- (It has to do with the verb to intrude, it means something that interrupts a peaceful situation or a private event.) It rhymes with inclusion or with confusion.
- (This one is common and easy.) It rhymes with back.
- (A funny choice for a collection of elephants, probably associated with the myth that elephants have a great ability to remember things. So does your computer.
- (A large group of related families who live in the same area, like the Native American nations.) The word rhymes with bribe.
- (We use that word to refer to a group of musicians, like the Beatles.) It rhymes with land.
- (Soldiers, especially in large numbers.) The word rhymes with group.
- (A loud noise like the sound of two hard things hitting each other and breaking.) The word rhymes with cash.
- (A sense of pleasure and satisfaction you have when you achieve something special). It rhymes with bride.

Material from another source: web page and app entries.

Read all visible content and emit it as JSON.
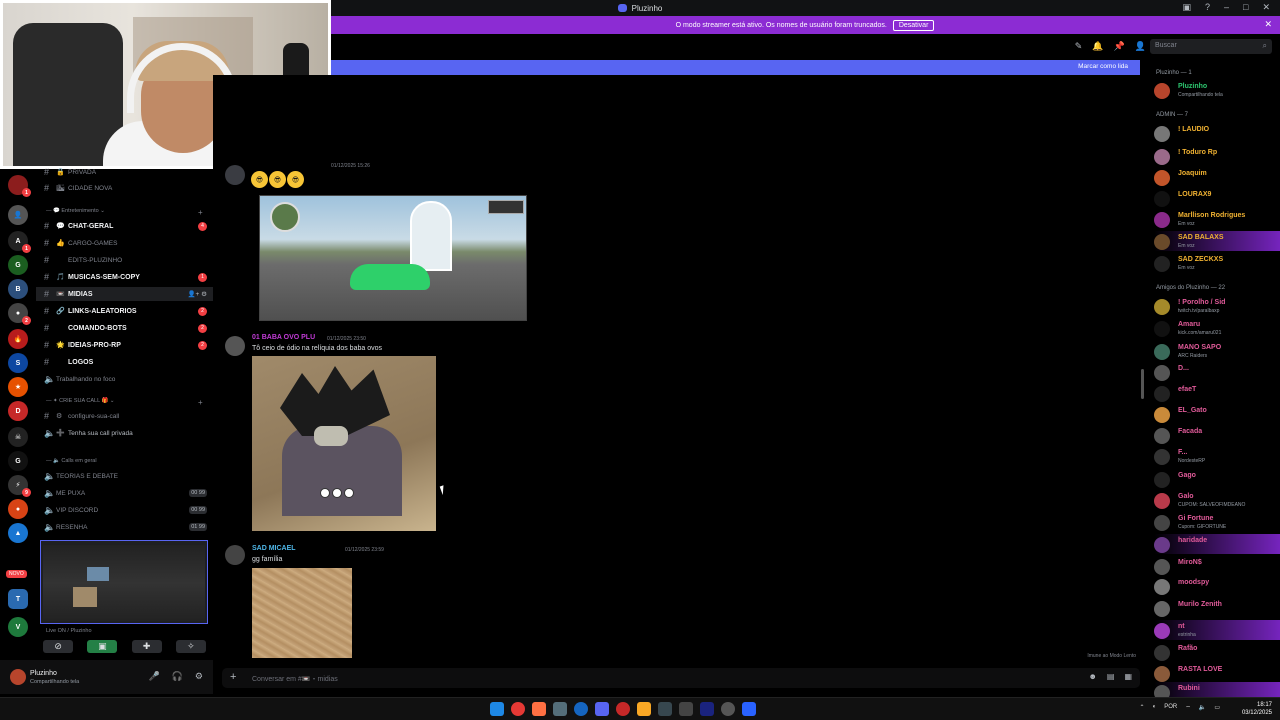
{
  "window": {
    "title": "Pluzinho"
  },
  "banner": {
    "text": "O modo streamer está ativo. Os nomes de usuário foram truncados.",
    "button": "Desativar"
  },
  "search": {
    "placeholder": "Buscar"
  },
  "new_messages": {
    "label": "Marcar como lida"
  },
  "channels": {
    "top": [
      {
        "emoji": "🔒",
        "name": "privada",
        "bold": false
      },
      {
        "emoji": "🏙",
        "name": "cidade nova",
        "bold": false
      }
    ],
    "cat_entretenimento": "Entretenimento",
    "entretenimento": [
      {
        "emoji": "💬",
        "name": "chat-geral",
        "bold": true,
        "badge": "4"
      },
      {
        "emoji": "👍",
        "name": "cargo-games",
        "bold": false
      },
      {
        "emoji": "",
        "name": "edits-pluzinho",
        "bold": false
      },
      {
        "emoji": "🎵",
        "name": "musicas-sem-copy",
        "bold": true,
        "badge": "1"
      },
      {
        "emoji": "📼",
        "name": "midias",
        "bold": true,
        "active": true
      },
      {
        "emoji": "🔗",
        "name": "links-aleatorios",
        "bold": true,
        "badge": "2"
      },
      {
        "emoji": "",
        "name": "comando-bots",
        "bold": true,
        "badge": "2"
      },
      {
        "emoji": "🌟",
        "name": "ideias-pro-rp",
        "bold": true,
        "badge": "2"
      },
      {
        "emoji": "",
        "name": "logos",
        "bold": true
      }
    ],
    "voice_focus": "Trabalhando no foco",
    "cat_crie": "CRIE SUA CALL",
    "crie": [
      {
        "name": "configure-sua-call"
      },
      {
        "name": "Tenha sua call privada"
      }
    ],
    "cat_calls": "Calls em geral",
    "calls": [
      {
        "name": "TEORIAS E DEBATE",
        "count": ""
      },
      {
        "name": "ME PUXA",
        "count": "00 99"
      },
      {
        "name": "VIP DISCORD",
        "count": "00 99"
      },
      {
        "name": "RESENHA",
        "count": "01 99"
      }
    ],
    "live_label": "Live ON / Pluzinho"
  },
  "rail": {
    "novo": "NOVO"
  },
  "user_panel": {
    "name": "Pluzinho",
    "status": "Compartilhando tela"
  },
  "messages": [
    {
      "author": "",
      "timestamp": "01/12/2025 15:26",
      "text": ""
    },
    {
      "author": "01 BABA OVO PLU",
      "timestamp": "01/12/2025 23:50",
      "text": "Tô ceio de ódio na relíquia dos baba ovos"
    },
    {
      "author": "SAD MICAEL",
      "timestamp": "01/12/2025 23:59",
      "text": "gg família"
    }
  ],
  "slowmode": "Imune ao Modo Lento",
  "composer": {
    "placeholder": "Conversar em #📼・midias"
  },
  "members": {
    "owner_group": "Pluzinho — 1",
    "owner": {
      "name": "Pluzinho",
      "sub": "Compartilhando tela",
      "color": "#2dc770"
    },
    "admin_group": "ADMIN — 7",
    "admins": [
      {
        "name": "! LAUDIO",
        "sub": "",
        "color": "#f0b232"
      },
      {
        "name": "! Toduro Rp",
        "sub": "",
        "color": "#f0b232"
      },
      {
        "name": "Joaquim",
        "sub": "",
        "color": "#f0b232"
      },
      {
        "name": "LOURAX9",
        "sub": "",
        "color": "#f0b232"
      },
      {
        "name": "Marllison Rodrigues",
        "sub": "Em voz",
        "color": "#f0b232"
      },
      {
        "name": "SAD BALAXS",
        "sub": "Em voz",
        "color": "#f0b232"
      },
      {
        "name": "SAD ZECKXS",
        "sub": "Em voz",
        "color": "#f0b232"
      }
    ],
    "friends_group": "Amigos do Pluzinho — 22",
    "friends": [
      {
        "name": "! Porolho / Sid",
        "sub": "twitch.tv/paralbaxp",
        "color": "#e25b9a"
      },
      {
        "name": "Amaru",
        "sub": "kick.com/amaru021",
        "color": "#e25b9a"
      },
      {
        "name": "MANO SAPO",
        "sub": "ARC Raiders",
        "color": "#e25b9a"
      },
      {
        "name": "D...",
        "sub": "",
        "color": "#e25b9a"
      },
      {
        "name": "efaeT",
        "sub": "",
        "color": "#e25b9a"
      },
      {
        "name": "EL_Gato",
        "sub": "",
        "color": "#e25b9a"
      },
      {
        "name": "Facada",
        "sub": "",
        "color": "#e25b9a"
      },
      {
        "name": "F...",
        "sub": "NordesteRP",
        "color": "#e25b9a"
      },
      {
        "name": "Gago",
        "sub": "",
        "color": "#e25b9a"
      },
      {
        "name": "Galo",
        "sub": "CUPOM: SALVEOFIMDEANO",
        "color": "#e25b9a"
      },
      {
        "name": "Gi Fortune",
        "sub": "Cupom: GIFORTUNE",
        "color": "#e25b9a"
      },
      {
        "name": "haridade",
        "sub": "",
        "color": "#e25b9a"
      },
      {
        "name": "MiroN$",
        "sub": "",
        "color": "#e25b9a"
      },
      {
        "name": "moodspy",
        "sub": "",
        "color": "#e25b9a"
      },
      {
        "name": "Murilo Zenith",
        "sub": "",
        "color": "#e25b9a"
      },
      {
        "name": "nt",
        "sub": "estrinha",
        "color": "#e25b9a"
      },
      {
        "name": "Rafão",
        "sub": "",
        "color": "#e25b9a"
      },
      {
        "name": "RASTA LOVE",
        "sub": "",
        "color": "#e25b9a"
      },
      {
        "name": "Rubini",
        "sub": "",
        "color": "#e25b9a"
      }
    ]
  },
  "taskbar": {
    "lang": "POR",
    "time": "18:17",
    "date": "03/12/2025"
  }
}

- (An attack from a hidden position.) The word rhymes with rosebush.
- (An organization that makes or sells goods for money or that provides services; used in another context, the word means “people you are with”. If you keep “c….” with someone, you spend time with that person.
- The word rhymes with power.

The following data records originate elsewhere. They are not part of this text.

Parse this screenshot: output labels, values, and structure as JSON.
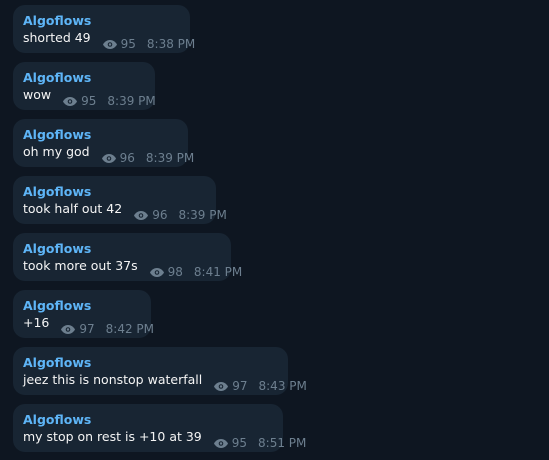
{
  "messages": [
    {
      "sender": "Algoflows",
      "text": "shorted 49",
      "views": "95",
      "time": "8:38 PM"
    },
    {
      "sender": "Algoflows",
      "text": "wow",
      "views": "95",
      "time": "8:39 PM"
    },
    {
      "sender": "Algoflows",
      "text": "oh my god",
      "views": "96",
      "time": "8:39 PM"
    },
    {
      "sender": "Algoflows",
      "text": "took half out 42",
      "views": "96",
      "time": "8:39 PM"
    },
    {
      "sender": "Algoflows",
      "text": "took more out 37s",
      "views": "98",
      "time": "8:41 PM"
    },
    {
      "sender": "Algoflows",
      "text": "+16",
      "views": "97",
      "time": "8:42 PM"
    },
    {
      "sender": "Algoflows",
      "text": "jeez this is nonstop waterfall",
      "views": "97",
      "time": "8:43 PM"
    },
    {
      "sender": "Algoflows",
      "text": "my stop on rest is +10 at 39",
      "views": "95",
      "time": "8:51 PM"
    }
  ],
  "icons": {
    "views": "eye-icon"
  },
  "colors": {
    "background": "#0e1621",
    "bubble": "#182533",
    "sender": "#5eb5f7",
    "text": "#f5f5f5",
    "meta": "#6d7f8f"
  }
}
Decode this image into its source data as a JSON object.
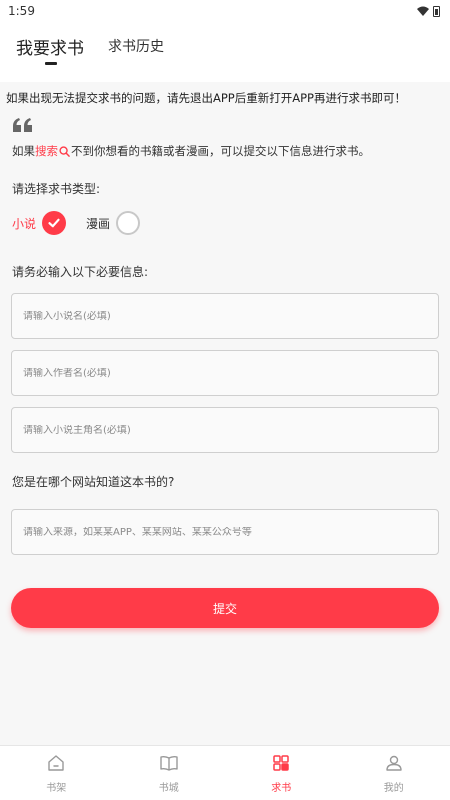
{
  "status_bar": {
    "time": "1:59"
  },
  "tabs": [
    {
      "label": "我要求书",
      "active": true
    },
    {
      "label": "求书历史",
      "active": false
    }
  ],
  "notice": "如果出现无法提交求书的问题，请先退出APP后重新打开APP再进行求书即可！",
  "hint": {
    "prefix": "如果",
    "link": "搜索",
    "suffix": "不到你想看的书籍或者漫画，可以提交以下信息进行求书。"
  },
  "type_section": {
    "label": "请选择求书类型:",
    "options": [
      {
        "label": "小说",
        "selected": true
      },
      {
        "label": "漫画",
        "selected": false
      }
    ]
  },
  "required_section": {
    "label": "请务必输入以下必要信息:",
    "fields": [
      {
        "value": "",
        "placeholder": "请输入小说名(必填)"
      },
      {
        "value": "",
        "placeholder": "请输入作者名(必填)"
      },
      {
        "value": "",
        "placeholder": "请输入小说主角名(必填)"
      }
    ]
  },
  "source_section": {
    "label": "您是在哪个网站知道这本书的?",
    "field": {
      "value": "",
      "placeholder": "请输入来源，如某某APP、某某网站、某某公众号等"
    }
  },
  "submit_label": "提交",
  "bottom_nav": [
    {
      "label": "书架",
      "icon": "home-icon",
      "active": false
    },
    {
      "label": "书城",
      "icon": "open-book-icon",
      "active": false
    },
    {
      "label": "求书",
      "icon": "grid-icon",
      "active": true
    },
    {
      "label": "我的",
      "icon": "person-icon",
      "active": false
    }
  ],
  "colors": {
    "accent": "#ff3b48",
    "background": "#f7f7f7",
    "text": "#333333",
    "inactive": "#999999"
  }
}
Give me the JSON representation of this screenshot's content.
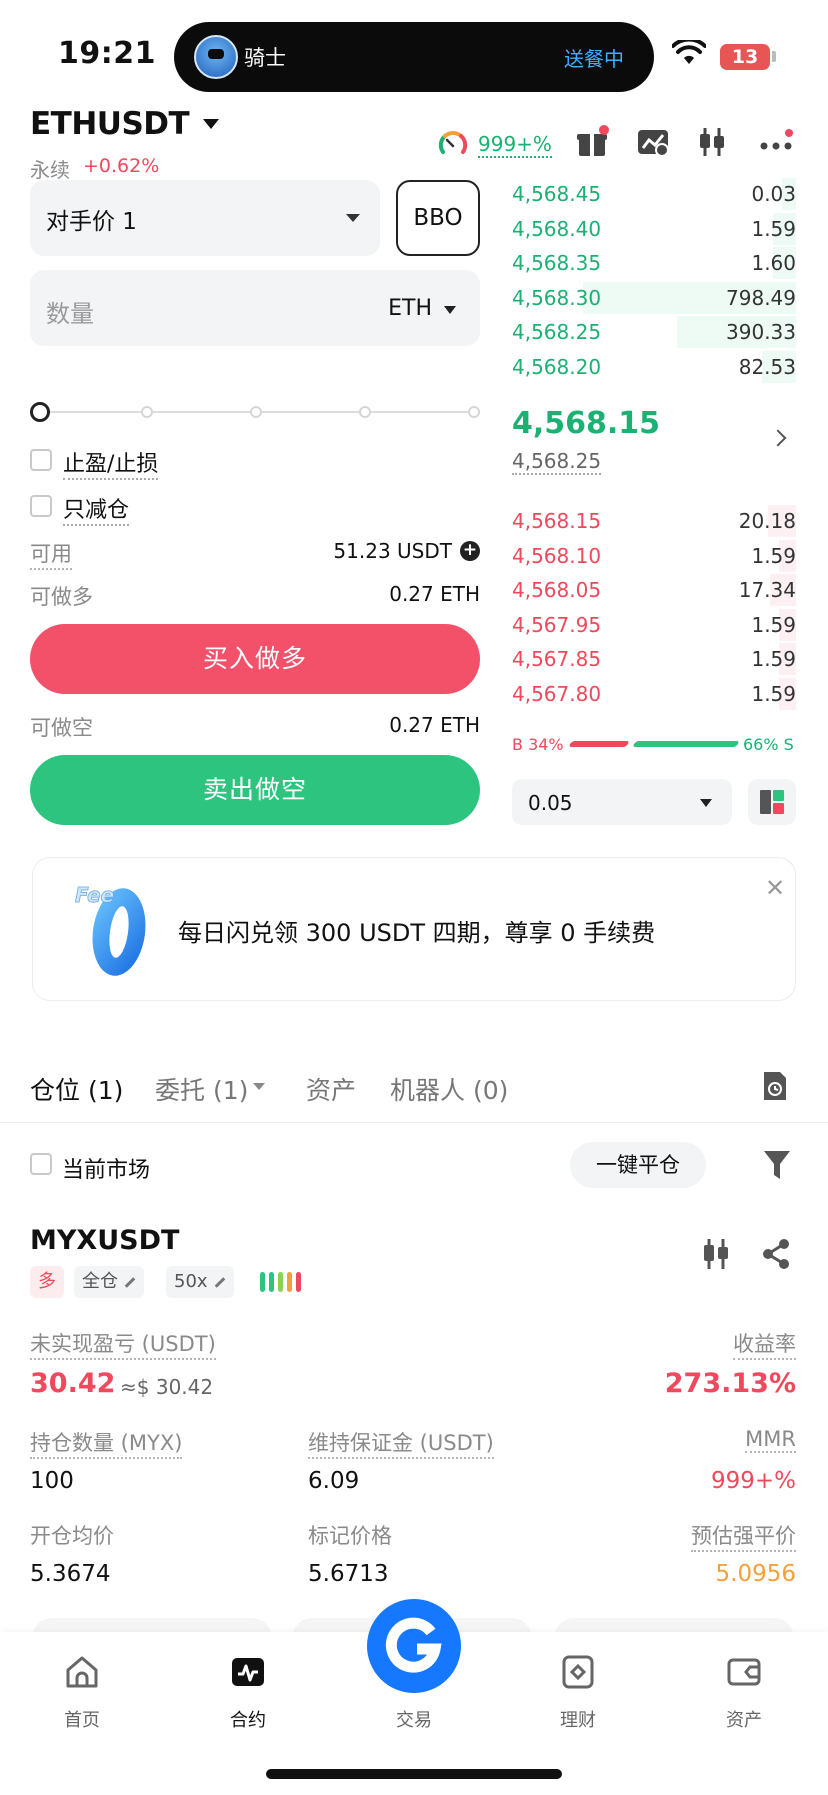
{
  "status_bar": {
    "time": "19:21",
    "battery": "13"
  },
  "island": {
    "name": "骑士",
    "status": "送餐中"
  },
  "header": {
    "pair": "ETHUSDT",
    "contract_type": "永续",
    "change": "+0.62%",
    "ratio": "999+%"
  },
  "order_form": {
    "price_type": "对手价 1",
    "bbo_label": "BBO",
    "quantity_placeholder": "数量",
    "quantity_unit": "ETH",
    "tp_sl_label": "止盈/止损",
    "reduce_only_label": "只减仓",
    "available_label": "可用",
    "available_value": "51.23 USDT",
    "max_long_label": "可做多",
    "max_long_value": "0.27 ETH",
    "buy_label": "买入做多",
    "max_short_label": "可做空",
    "max_short_value": "0.27 ETH",
    "sell_label": "卖出做空"
  },
  "order_book": {
    "asks": [
      {
        "price": "4,568.45",
        "qty": "0.03",
        "depth": 0.05
      },
      {
        "price": "4,568.40",
        "qty": "1.59",
        "depth": 0.08
      },
      {
        "price": "4,568.35",
        "qty": "1.60",
        "depth": 0.08
      },
      {
        "price": "4,568.30",
        "qty": "798.49",
        "depth": 0.75
      },
      {
        "price": "4,568.25",
        "qty": "390.33",
        "depth": 0.42
      },
      {
        "price": "4,568.20",
        "qty": "82.53",
        "depth": 0.12
      }
    ],
    "mid_price": "4,568.15",
    "mark_price": "4,568.25",
    "bids": [
      {
        "price": "4,568.15",
        "qty": "20.18",
        "depth": 0.1
      },
      {
        "price": "4,568.10",
        "qty": "1.59",
        "depth": 0.06
      },
      {
        "price": "4,568.05",
        "qty": "17.34",
        "depth": 0.09
      },
      {
        "price": "4,567.95",
        "qty": "1.59",
        "depth": 0.06
      },
      {
        "price": "4,567.85",
        "qty": "1.59",
        "depth": 0.06
      },
      {
        "price": "4,567.80",
        "qty": "1.59",
        "depth": 0.06
      }
    ],
    "buy_ratio_label": "B 34%",
    "sell_ratio_label": "66% S",
    "depth_step": "0.05"
  },
  "banner": {
    "logo_text": "Fee",
    "text": "每日闪兑领 300 USDT 四期，尊享 0 手续费"
  },
  "tabs": [
    {
      "label": "仓位 (1)"
    },
    {
      "label": "委托 (1)"
    },
    {
      "label": "资产"
    },
    {
      "label": "机器人 (0)"
    }
  ],
  "filter": {
    "current_market": "当前市场",
    "close_all": "一键平仓"
  },
  "position": {
    "symbol": "MYXUSDT",
    "side": "多",
    "margin_mode": "全仓",
    "leverage": "50x",
    "unrealized_pnl_label": "未实现盈亏 (USDT)",
    "unrealized_pnl": "30.42",
    "unrealized_pnl_usd": "≈$ 30.42",
    "roe_label": "收益率",
    "roe": "273.13%",
    "size_label": "持仓数量 (MYX)",
    "size": "100",
    "maint_margin_label": "维持保证金 (USDT)",
    "maint_margin": "6.09",
    "mmr_label": "MMR",
    "mmr": "999+%",
    "entry_label": "开仓均价",
    "entry": "5.3674",
    "mark_label": "标记价格",
    "mark": "5.6713",
    "liq_label": "预估强平价",
    "liq": "5.0956"
  },
  "nav": [
    {
      "label": "首页",
      "icon": "home-icon"
    },
    {
      "label": "合约",
      "icon": "futures-icon"
    },
    {
      "label": "交易",
      "icon": "trade-icon"
    },
    {
      "label": "理财",
      "icon": "earn-icon"
    },
    {
      "label": "资产",
      "icon": "assets-icon"
    }
  ],
  "colors": {
    "green": "#1ab173",
    "red": "#f0485c",
    "orange": "#f5a03c",
    "blue": "#1677ff"
  }
}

- Maybe because those animals are supposed to withstand fire, and if you mean the Brazilian Congress some people would say that it has to do with fire from hell.
- (An official elected group of politicians who meet to make the laws of the country, as in the United Kingdom.)

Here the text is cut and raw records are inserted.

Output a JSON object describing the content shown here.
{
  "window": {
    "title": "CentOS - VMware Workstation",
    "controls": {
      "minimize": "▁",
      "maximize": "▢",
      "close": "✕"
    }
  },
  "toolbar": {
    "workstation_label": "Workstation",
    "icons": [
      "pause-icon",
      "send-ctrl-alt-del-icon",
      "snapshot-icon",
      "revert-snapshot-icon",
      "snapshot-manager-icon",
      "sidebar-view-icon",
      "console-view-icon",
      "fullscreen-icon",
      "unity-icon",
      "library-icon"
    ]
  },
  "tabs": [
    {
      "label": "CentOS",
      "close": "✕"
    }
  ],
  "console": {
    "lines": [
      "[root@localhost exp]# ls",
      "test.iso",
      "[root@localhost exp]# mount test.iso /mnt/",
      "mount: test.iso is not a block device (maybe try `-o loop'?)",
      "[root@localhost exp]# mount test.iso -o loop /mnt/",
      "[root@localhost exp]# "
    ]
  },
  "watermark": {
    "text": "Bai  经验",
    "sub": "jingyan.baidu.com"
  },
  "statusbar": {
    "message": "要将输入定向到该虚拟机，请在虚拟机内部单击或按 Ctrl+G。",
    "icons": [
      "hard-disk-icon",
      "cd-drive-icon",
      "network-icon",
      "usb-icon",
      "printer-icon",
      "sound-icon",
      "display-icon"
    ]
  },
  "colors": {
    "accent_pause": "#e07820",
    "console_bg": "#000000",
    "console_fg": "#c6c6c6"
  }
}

Answer key: 1. a herd of cows 2. a flock of sheep 3. a school (apparently a corruption of the word shoal) of fish 4. an army of ants 5. a cloud of grasshoppers 6. a flight of birds 7. a murder of crows 8. a family of sardines 9. an intrusion of crocodiles 10. a pack of wild dogs 11. a memory of elephants 12. a tribe of goats 13. a band of gorillas 14. a troop of kangaroos 15. a crash of rhinos 16. a pride of lions 17. an ambush of tigers 18. a company of parrots 19. a tower of giraffes 20. a congress of salamanders 21. a parliament of owls
After that implausibility of gnus, I guess it was time to wake up. I opened my eyes, sat up and realized I had been lying on top of a little book called “Animal Collective Nouns”, which I had probably read before falling asleep. That´s what happens when you have nothing really important to do.
I hope you enjoyed adding some of those crazy collective nouns to your Useless Info list.
If not, I´ll ask a tribe of goats to haunt your dreams.
Amadeu Marques é autor de diversos livros didáticos e paradidáticos de inglês e de português, além de dicionários bilíngues publicados no Brasil pela Editora Ática e Disal Editora, nos Estados Unidos pela Hippocrene Books, Inc. New York.
Para mais informações, clique aqui.